When Braden was born, the two got serious about their finances and scrimped to pay off around $54,000 in student and car loans, and credit card bills. Dustin commuted 35 miles each day to and from their home in Glen Carbon, Ill., and worked overtime to bring in extra income. Both he and Bethany gained weight, and work and child care consumed much of their lives.
"It was get up, get ready, get the kids to day care, go to work, come home, fix dinner, kids in bath and bed, and that was it. Our days went by very quickly," Bethany recalled. "Like our money, we didn't know where they went."
Bethany and Dustin in 2006, after Braden was born but before they had Kendall.
Unsurprisingly, their schedule took a toll on their marriage. "We weren't going on date nights, and we weren't doing a lot of things to keep our marriage fresh," Dustin said.
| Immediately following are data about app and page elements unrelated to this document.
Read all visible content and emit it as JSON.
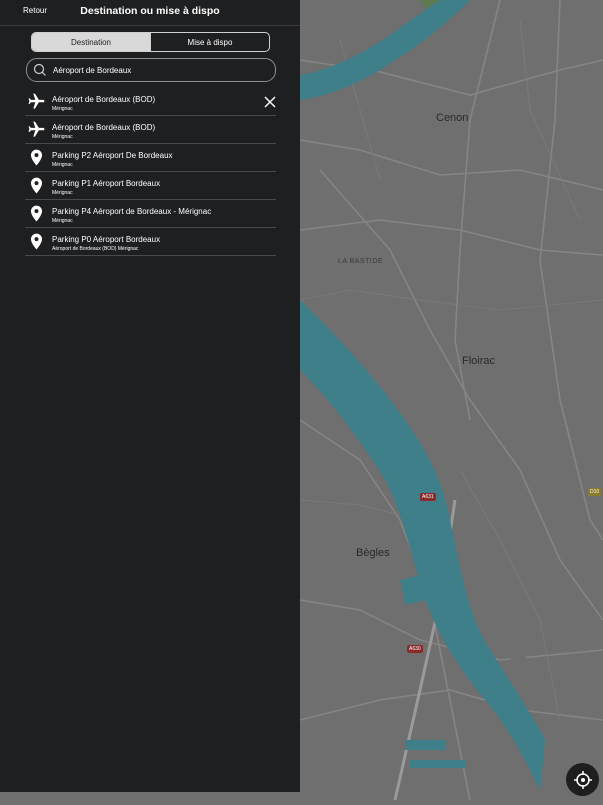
{
  "header": {
    "back_label": "Retour",
    "title": "Destination ou mise à dispo"
  },
  "tabs": [
    {
      "label": "Destination",
      "selected": true
    },
    {
      "label": "Mise à dispo",
      "selected": false
    }
  ],
  "search": {
    "value": "Aéroport de Bordeaux",
    "icon": "search-icon"
  },
  "results": [
    {
      "name": "Aéroport de Bordeaux (BOD)",
      "sub": "Mérignac",
      "icon": "airplane-icon"
    },
    {
      "name": "Aéroport de Bordeaux (BOD)",
      "sub": "Mérignac",
      "icon": "airplane-icon"
    },
    {
      "name": "Parking P2 Aéroport De Bordeaux",
      "sub": "Mérignac",
      "icon": "map-pin-icon"
    },
    {
      "name": "Parking P1 Aéroport Bordeaux",
      "sub": "Mérignac",
      "icon": "map-pin-icon"
    },
    {
      "name": "Parking P4 Aéroport de Bordeaux - Mérignac",
      "sub": "Mérignac",
      "icon": "map-pin-icon"
    },
    {
      "name": "Parking P0 Aéroport Bordeaux",
      "sub": "Aéroport de Bordeaux (BOD) Mérignac",
      "icon": "map-pin-icon"
    }
  ],
  "map": {
    "places": {
      "cenon": "Cenon",
      "floirac": "Floirac",
      "begles": "Bègles",
      "la_bastide": "LA BASTIDE"
    },
    "road_tags": {
      "a631": "A631",
      "a630": "A630",
      "d10": "D10"
    },
    "colors": {
      "river": "#3f7f8a",
      "land": "#6f6f6f",
      "road": "#8a8a8a"
    }
  },
  "colors": {
    "panel_bg": "#1e1f21",
    "segment_active": "#d9d9d9",
    "text": "#ffffff"
  }
}
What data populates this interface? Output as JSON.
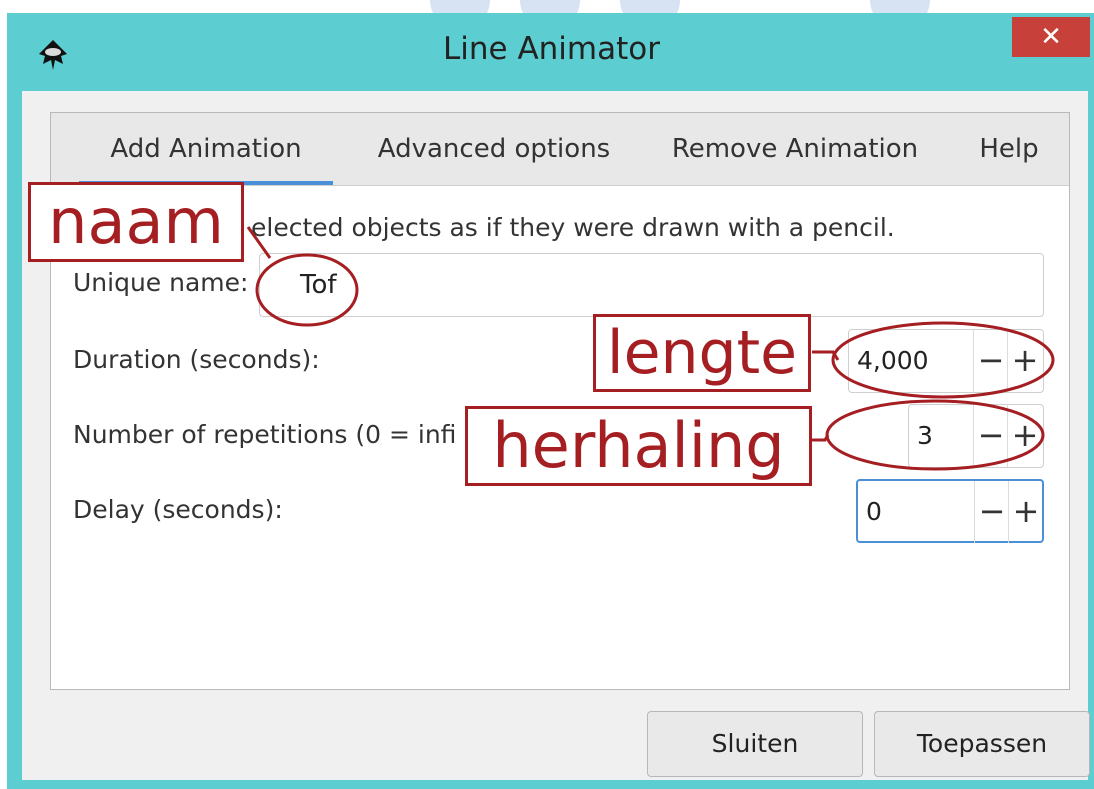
{
  "window": {
    "title": "Line Animator",
    "close_glyph": "✕",
    "app_icon": "inkscape-icon",
    "titlebar_color": "#5ccdd0",
    "close_color": "#c7403a"
  },
  "tabs": [
    {
      "label": "Add Animation",
      "active": true
    },
    {
      "label": "Advanced options",
      "active": false
    },
    {
      "label": "Remove Animation",
      "active": false
    },
    {
      "label": "Help",
      "active": false
    }
  ],
  "form": {
    "description": "elected objects as if they were drawn with a pencil.",
    "unique_name_label": "Unique name:",
    "unique_name_value": "Tof",
    "duration_label": "Duration (seconds):",
    "duration_value": "4,000",
    "repetitions_label": "Number of repetitions (0 = infi",
    "repetitions_value": "3",
    "delay_label": "Delay (seconds):",
    "delay_value": "0",
    "minus_glyph": "−",
    "plus_glyph": "+"
  },
  "footer": {
    "close_label": "Sluiten",
    "apply_label": "Toepassen"
  },
  "annotations": {
    "name": "naam",
    "duration": "lengte",
    "repetitions": "herhaling",
    "color": "#a51e22"
  }
}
Bethany said she often expressed her exhaustion and frustration by withholding sex.
Like many couples caught in the endless swirl of work, kids and bills, Dustin and Bethany thought this was just how their lives were going to look for a while. “You think back, and there are some good memories with the kids, but life wasn't very fulfilling at that time,” said Dustin. “I didn't really see a different option,” added Bethany.
In 2008, they finished paying off their debt. The accomplishment brought them a lot of pride, but their daily lives didn’t change much.
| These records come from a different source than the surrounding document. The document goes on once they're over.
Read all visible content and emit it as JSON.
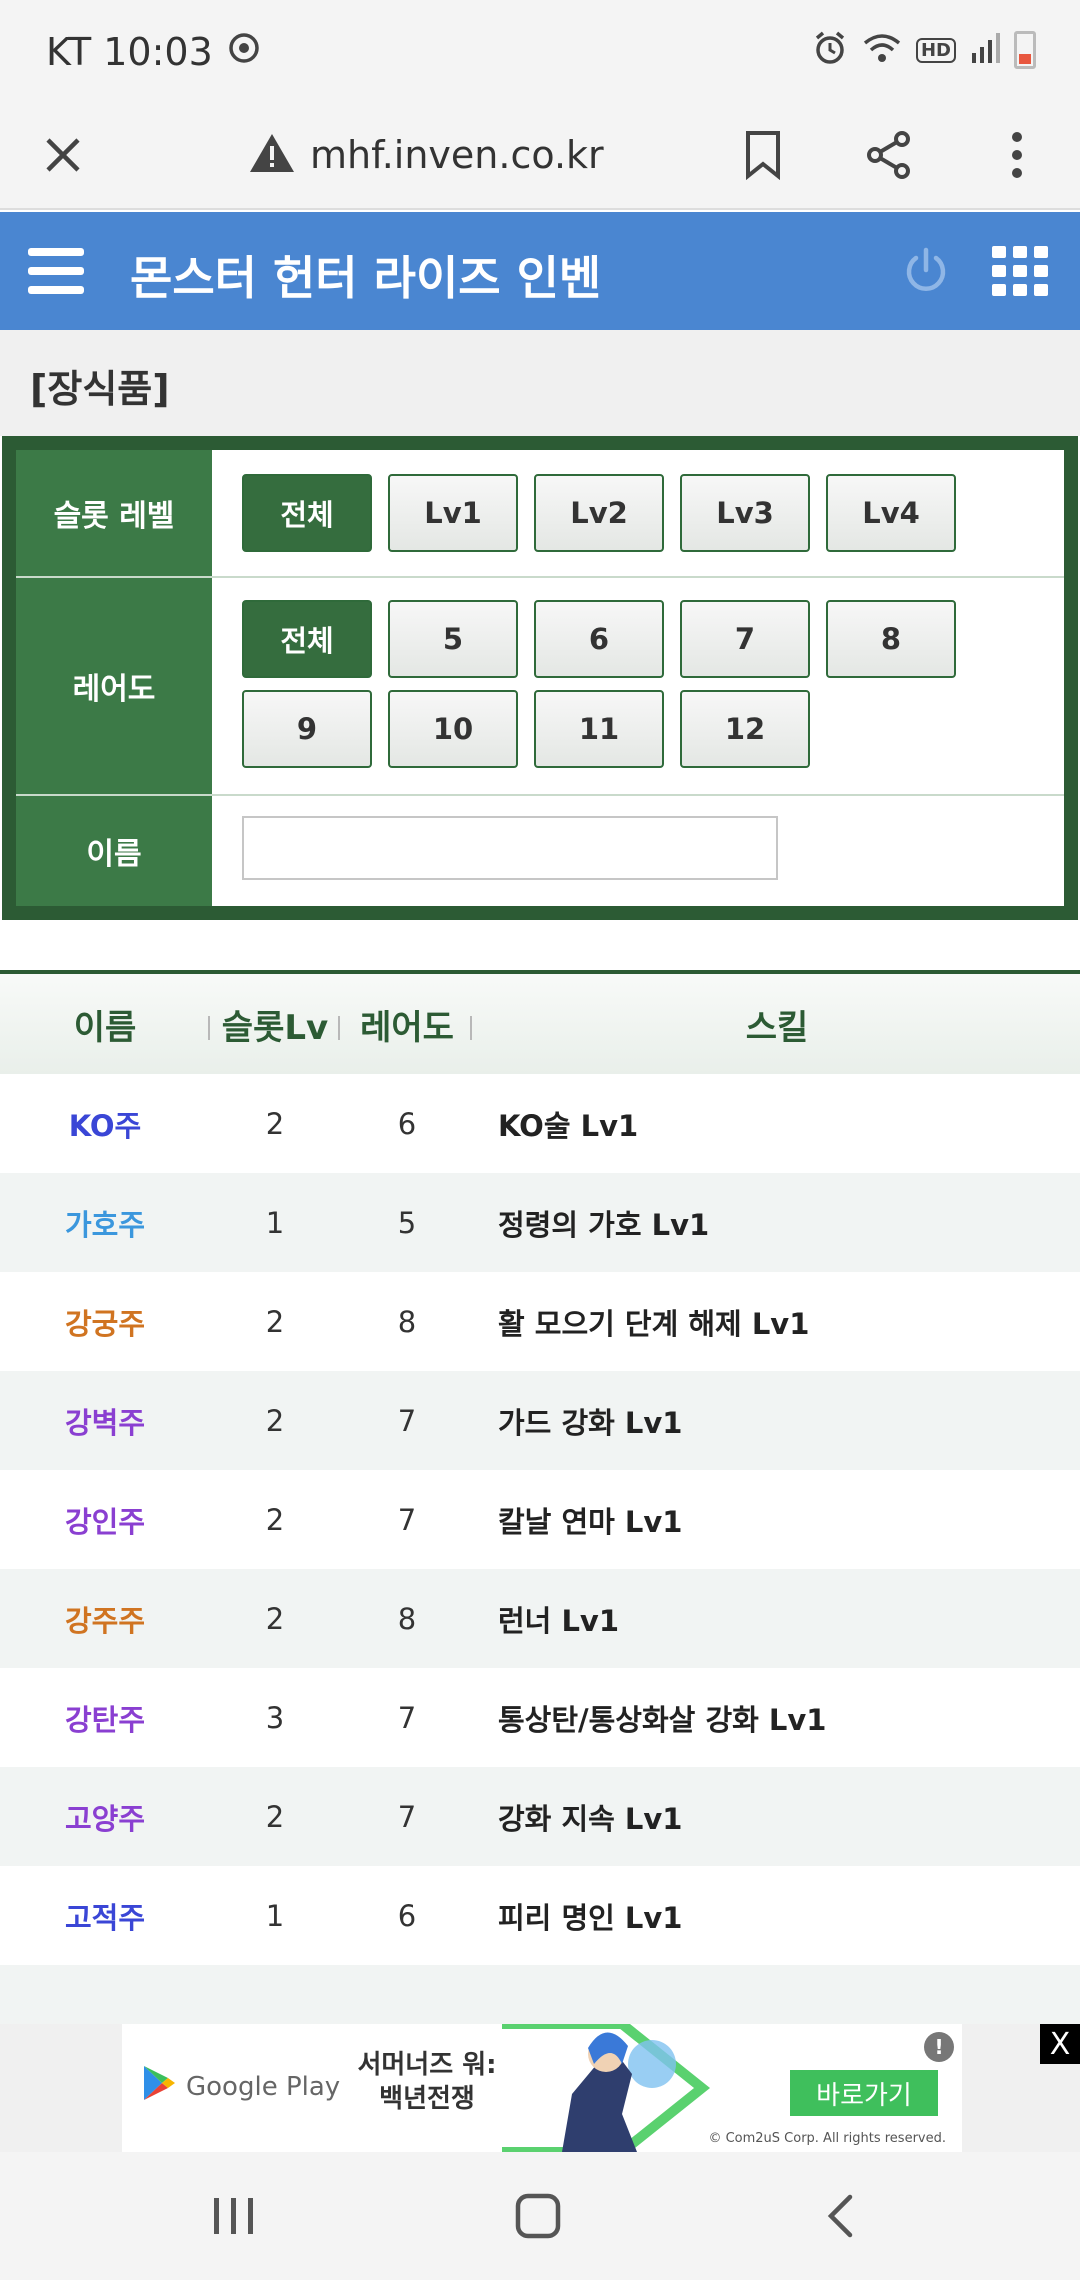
{
  "status_bar": {
    "carrier_time": "KT 10:03",
    "icons": [
      "sync-icon",
      "alarm-icon",
      "wifi-icon",
      "hd-icon",
      "signal-icon",
      "battery-icon"
    ],
    "hd_label": "HD"
  },
  "browser": {
    "url": "mhf.inven.co.kr",
    "icons": [
      "close-icon",
      "warning-icon",
      "bookmark-icon",
      "share-icon",
      "more-icon"
    ]
  },
  "site": {
    "title": "몬스터 헌터 라이즈 인벤",
    "brand_color": "#4a86d1"
  },
  "section_label": "[장식품]",
  "filters": {
    "slot_level": {
      "label": "슬롯 레벨",
      "options": [
        "전체",
        "Lv1",
        "Lv2",
        "Lv3",
        "Lv4"
      ],
      "selected": "전체"
    },
    "rarity": {
      "label": "레어도",
      "options": [
        "전체",
        "5",
        "6",
        "7",
        "8",
        "9",
        "10",
        "11",
        "12"
      ],
      "selected": "전체"
    },
    "name": {
      "label": "이름",
      "value": ""
    },
    "accent_color": "#356d3e"
  },
  "table": {
    "headers": [
      "이름",
      "슬롯Lv",
      "레어도",
      "스킬"
    ],
    "rows": [
      {
        "name": "KO주",
        "slot": "2",
        "rarity": "6",
        "skill": "KO술 Lv1",
        "color": "#3a46d6"
      },
      {
        "name": "가호주",
        "slot": "1",
        "rarity": "5",
        "skill": "정령의 가호 Lv1",
        "color": "#3b97dd"
      },
      {
        "name": "강궁주",
        "slot": "2",
        "rarity": "8",
        "skill": "활 모으기 단계 해제 Lv1",
        "color": "#d07421"
      },
      {
        "name": "강벽주",
        "slot": "2",
        "rarity": "7",
        "skill": "가드 강화 Lv1",
        "color": "#8a3fd1"
      },
      {
        "name": "강인주",
        "slot": "2",
        "rarity": "7",
        "skill": "칼날 연마 Lv1",
        "color": "#8a3fd1"
      },
      {
        "name": "강주주",
        "slot": "2",
        "rarity": "8",
        "skill": "런너 Lv1",
        "color": "#d07421"
      },
      {
        "name": "강탄주",
        "slot": "3",
        "rarity": "7",
        "skill": "통상탄/통상화살 강화 Lv1",
        "color": "#8a3fd1"
      },
      {
        "name": "고양주",
        "slot": "2",
        "rarity": "7",
        "skill": "강화 지속 Lv1",
        "color": "#8a3fd1"
      },
      {
        "name": "고적주",
        "slot": "1",
        "rarity": "6",
        "skill": "피리 명인 Lv1",
        "color": "#3a46d6"
      }
    ]
  },
  "ad": {
    "store": "Google Play",
    "title": "서머너즈 워: 백년전쟁",
    "cta": "바로가기",
    "copyright": "© Com2uS Corp. All rights reserved.",
    "info": "!",
    "close": "X"
  },
  "nav": {
    "icons": [
      "recent-apps-icon",
      "home-icon",
      "back-icon"
    ]
  }
}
Then, two years later, Bethany and Dustin had an unexpected awakening. They attended a marriage retreat organized through their church to observe and learn how to facilitate similar events. At that point, Bethany was pregnant with their third child, and Dustin had started his blog, Engaged Marriage, where he writes about optimizing various aspects of married life, including finances, communication, fitness and sex. Despite struggling to get through their day-to-day, they were among the marriage experts at the retreat.
One of the activities involved each spouse describing their dream marriage to the other. "We thought it was corny," said Dustin. "We ended up both in tears."
Bethany and Dustin in Cancun in 2009.
Bethany voiced an old desire, tabled in the face of their debt, to stay home with their kids. Dustin told Bethany that he felt, "we just had no margin in our lives," for exercise or fun or each other. They realized how far their marriage was from the one they had imagined.
After the retreat, Bethany quit teaching and became a full-time mom. Dustin found a job at a different company where he makes more money, and his commute is only five minutes. With Bethany at home, they no longer have child-care expenses, so it works financially. They've even reorganized their home to reduce their stress levels; the kids' bedrooms are upstairs and the master bedroom downstairs. Dustin's home office, where he blogs in the early mornings, is off-limits to their children, and he and Bethany keep all the kids' toys and other paraphernalia out of their bedroom.
Most importantly, they have created the margins they lacked. They now go running together consistently, and date nights are a regular thing. "If I'm more relaxed and feeling supported, I'm a lot more open to being romanced," said Bethany.
They've also dropped the idea that "sex was reserved for when weren't stressed out, when everything else is already done and perfect," said Dustin. Now they're more open to sex as a form of stress relief. "It can still be intimate that way," he said.
Bethany and Dustin both emphasize that the changes they've made took a lot of work. He admits that it probably would not have been possible for Bethany to quit her job if they hadn’t paid off their loans.
And as much as she wanted to stay home, Bethany said leaving her job was not easy because her coworkers had been her best friends for years. Still, it was worth it. “It was something I felt called to do," she said. "There's a peace in that.”
Bethany and Dustin now.